Pick out every line in the data below that holds "problem".
══ TASK INPUTS
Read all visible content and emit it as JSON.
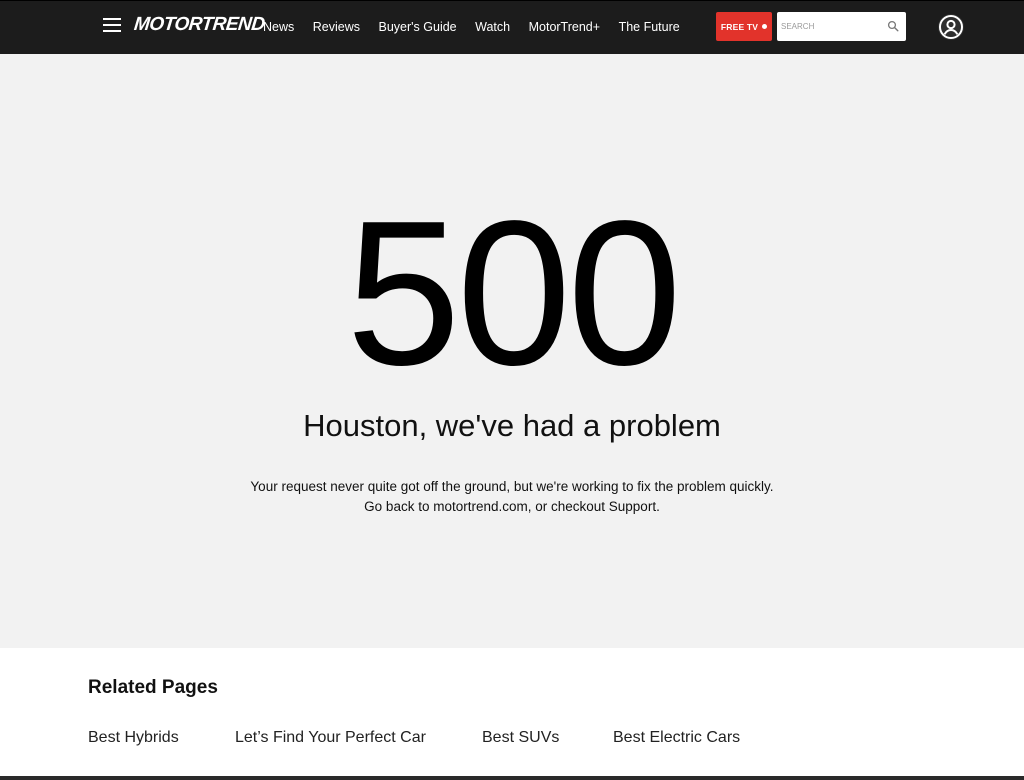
{
  "header": {
    "logo": "MOTORTREND",
    "nav": [
      "News",
      "Reviews",
      "Buyer's Guide",
      "Watch",
      "MotorTrend+",
      "The Future"
    ],
    "free_tv_label": "FREE TV",
    "search_placeholder": "SEARCH"
  },
  "error": {
    "code": "500",
    "title": "Houston, we've had a problem",
    "line1": "Your request never quite got off the ground, but we're working to fix the problem quickly.",
    "line2": "Go back to motortrend.com, or checkout Support."
  },
  "related": {
    "title": "Related Pages",
    "links": [
      "Best Hybrids",
      "Let’s Find Your Perfect Car",
      "Best SUVs",
      "Best Electric Cars"
    ]
  },
  "colors": {
    "header_bg": "#1c1c1c",
    "hero_bg": "#f2f2f2",
    "accent_red": "#e2332b"
  }
}
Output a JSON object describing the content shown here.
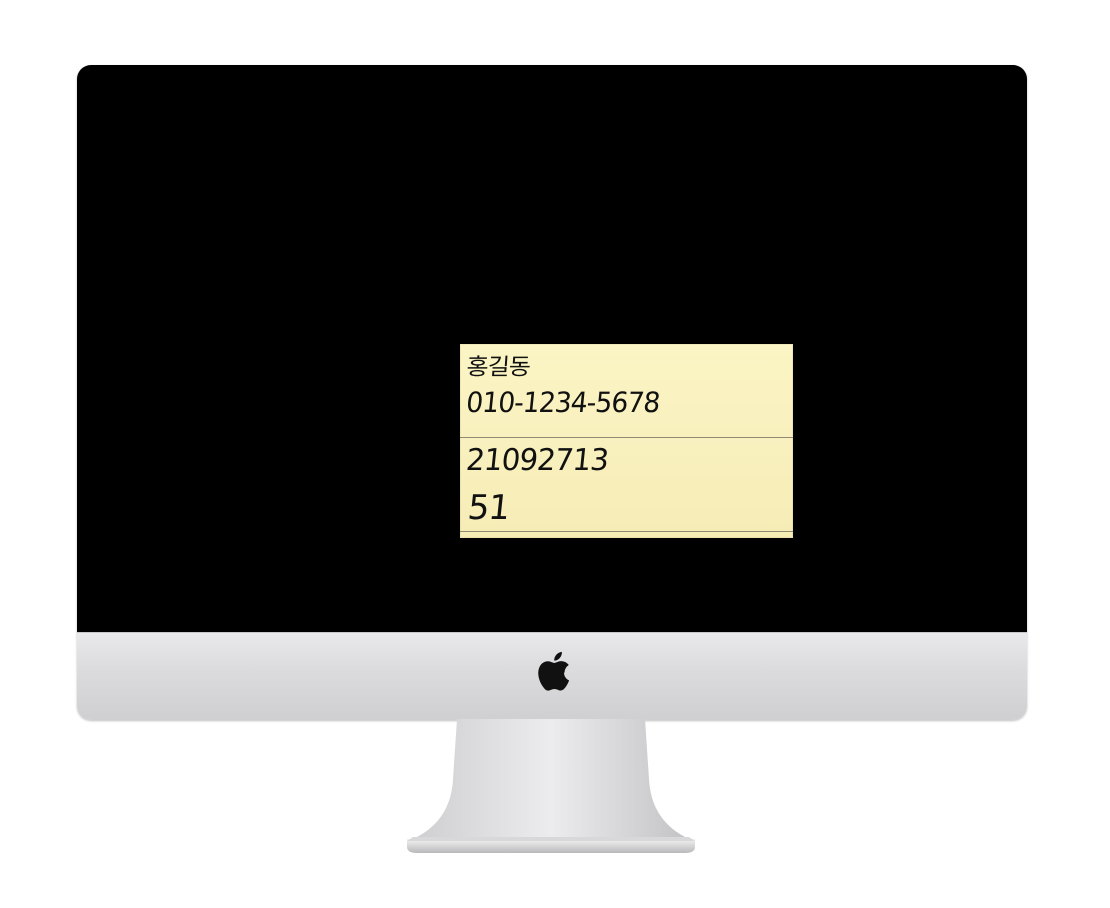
{
  "sticky_note": {
    "line1": "홍길동",
    "line2": "010-1234-5678",
    "line3": "21092713",
    "line4": "51"
  },
  "colors": {
    "screen": "#000000",
    "note": "#f8f0bd",
    "chin": "#dcdcde",
    "ink": "#111111"
  },
  "icons": {
    "brand": "apple-logo-icon"
  }
}
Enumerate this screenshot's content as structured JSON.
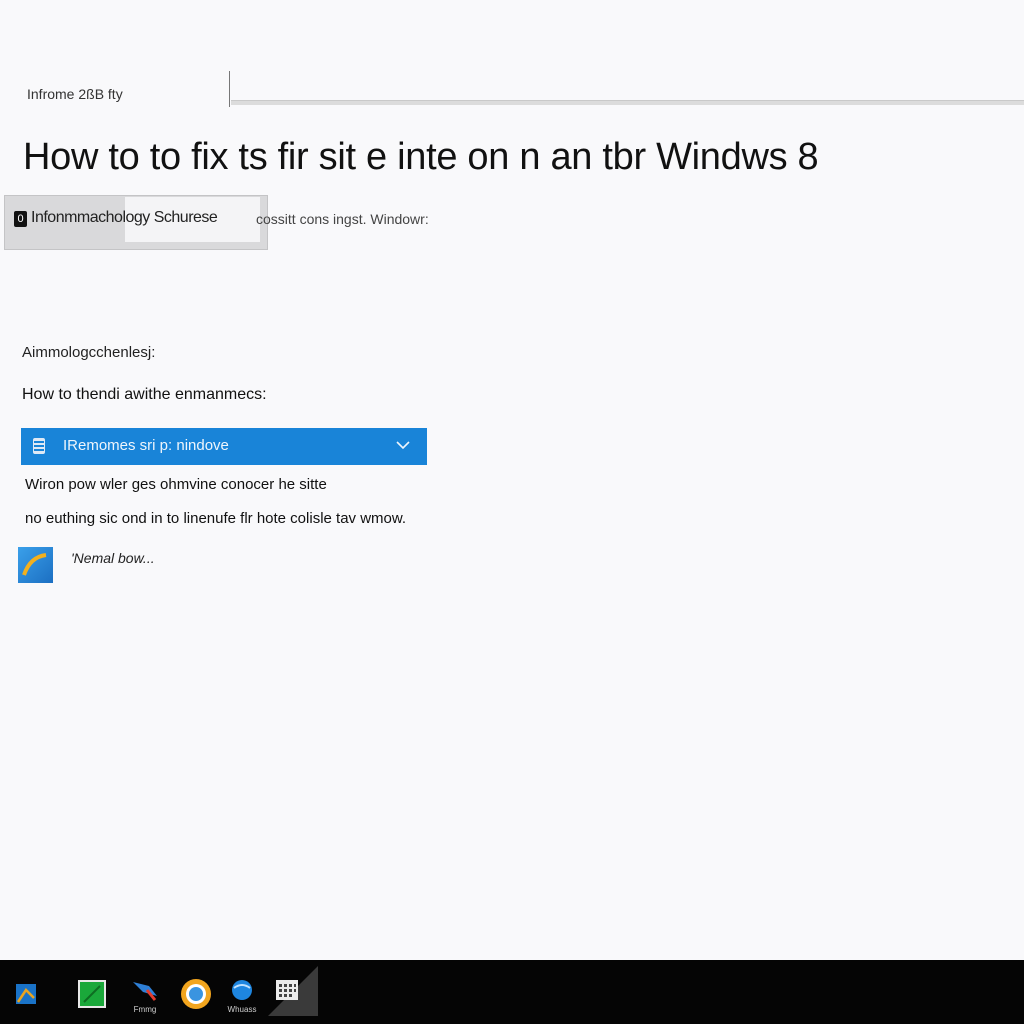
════
**OUTPUT FOR THIS TASK**
    "title": "Houston, we've had a problem",
    "line1": "Your request never quite got off the ground, but we're working to fix the problem quickly.",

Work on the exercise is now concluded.